In another counter-intuitive turn, when Phillips de Pury opened the auction week on Wednesday night with a £12.2m sale, it fell well short of the £15m-£22m expectations and saw a bleak 34 per cent bought in. The top lot was a Basquiat at £2.6m. While the auction house does not confirm this, it will be moving into huge new quarters next year at 30 Berkeley Square, just acquired for over £100m by its owners, Russian luxury goods company Mercury.

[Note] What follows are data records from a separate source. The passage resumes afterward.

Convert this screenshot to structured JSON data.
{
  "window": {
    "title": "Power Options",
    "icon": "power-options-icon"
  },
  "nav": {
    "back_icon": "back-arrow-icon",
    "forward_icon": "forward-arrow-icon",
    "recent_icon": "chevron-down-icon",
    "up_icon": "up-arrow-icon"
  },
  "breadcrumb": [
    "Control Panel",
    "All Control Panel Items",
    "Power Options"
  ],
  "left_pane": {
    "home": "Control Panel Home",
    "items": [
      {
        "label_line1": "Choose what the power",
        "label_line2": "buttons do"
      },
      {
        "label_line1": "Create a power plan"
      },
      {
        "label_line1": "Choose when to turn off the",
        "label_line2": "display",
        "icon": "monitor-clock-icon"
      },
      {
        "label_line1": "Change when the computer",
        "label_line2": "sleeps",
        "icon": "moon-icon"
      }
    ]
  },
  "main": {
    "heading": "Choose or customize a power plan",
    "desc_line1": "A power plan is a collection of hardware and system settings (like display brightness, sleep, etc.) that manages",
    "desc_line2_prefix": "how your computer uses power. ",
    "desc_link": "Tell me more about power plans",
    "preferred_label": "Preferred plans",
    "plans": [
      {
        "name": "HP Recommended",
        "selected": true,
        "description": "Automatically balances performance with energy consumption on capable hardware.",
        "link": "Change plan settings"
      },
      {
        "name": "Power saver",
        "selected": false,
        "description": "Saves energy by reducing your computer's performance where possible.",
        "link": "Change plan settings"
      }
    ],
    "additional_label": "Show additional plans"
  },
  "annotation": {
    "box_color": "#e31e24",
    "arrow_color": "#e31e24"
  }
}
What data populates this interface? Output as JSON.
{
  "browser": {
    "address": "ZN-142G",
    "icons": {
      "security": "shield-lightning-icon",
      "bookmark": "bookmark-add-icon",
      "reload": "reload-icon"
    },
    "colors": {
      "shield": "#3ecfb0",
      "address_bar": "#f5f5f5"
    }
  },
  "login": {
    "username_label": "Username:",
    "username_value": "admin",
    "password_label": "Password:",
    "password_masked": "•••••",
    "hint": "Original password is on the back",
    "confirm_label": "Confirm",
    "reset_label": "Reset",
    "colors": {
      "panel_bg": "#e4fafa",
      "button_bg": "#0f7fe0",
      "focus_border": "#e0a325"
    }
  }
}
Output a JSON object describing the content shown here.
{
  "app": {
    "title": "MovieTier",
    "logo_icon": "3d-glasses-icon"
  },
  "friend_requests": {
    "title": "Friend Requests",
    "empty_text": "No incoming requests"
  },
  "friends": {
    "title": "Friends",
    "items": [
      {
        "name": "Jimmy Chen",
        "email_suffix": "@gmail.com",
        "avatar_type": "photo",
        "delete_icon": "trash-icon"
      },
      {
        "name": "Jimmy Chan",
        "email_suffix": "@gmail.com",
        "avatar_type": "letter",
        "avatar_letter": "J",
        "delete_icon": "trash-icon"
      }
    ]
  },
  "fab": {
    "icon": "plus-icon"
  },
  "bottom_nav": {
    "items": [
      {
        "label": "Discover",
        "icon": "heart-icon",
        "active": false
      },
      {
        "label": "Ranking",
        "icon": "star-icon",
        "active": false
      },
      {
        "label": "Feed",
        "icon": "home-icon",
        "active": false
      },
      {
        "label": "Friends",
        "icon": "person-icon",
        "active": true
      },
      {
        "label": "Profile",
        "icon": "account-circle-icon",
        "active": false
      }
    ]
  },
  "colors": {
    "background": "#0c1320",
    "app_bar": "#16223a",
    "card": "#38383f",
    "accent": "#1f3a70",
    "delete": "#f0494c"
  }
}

On the subject of crossover collecting, the hedge-fund mogul Christian Levett has joined forces with gallery owner Toby Clarke of Vigo, launching the new venture – which retains the name of Clarke’s old gallery – in the former Blain|Southern space in Dering Street this week. Levett collects in a number of areas, notably antiquities and modern art, as well as buying contemporary art. In 2011 he opened the Musée d’Art Classique de Mougins in the south of France, which displays Roman, Greek and Egyptian sculpture, vases, coins and jewellery as well as ancient arms and armour. He also collects living artists represented by Vigo such as Leonardo Drew, Biggs and Collings, Kadar Brock and Boyle Family, from whom he has commissioned a world series installation. “It is exciting to partner with a collector with such varied tastes, who is open to different forms of art,” said Clarke.
Many visitors to Frieze, almost overwhelmed with events, were questioning whether the whole art fair phenomenon is spiralling out of control. Hardly a week goes by without another art fair being created: the latest is Art Istanbul (September 2013), launched by Sandy Angus, one of the founders of the Hong Kong fair, now part of the Art Basel group. Is all this sustainable, and isn’t it leading to over-production? At a debate entitled “Does Size Matter?” this week a representative of Gagosian gallery affirmed, straight-faced, that “there is no over-production” – and went unchallenged. Considering that White Cube is showing Kiefer in Hong Kong, and both Gagosian and Ropac are launching their new spaces in Paris with Kiefer, it seems difficult not to believe that many artists might be overstretching their creative capacities.
Georgina Adam is editor-at-large of The Art Newspaper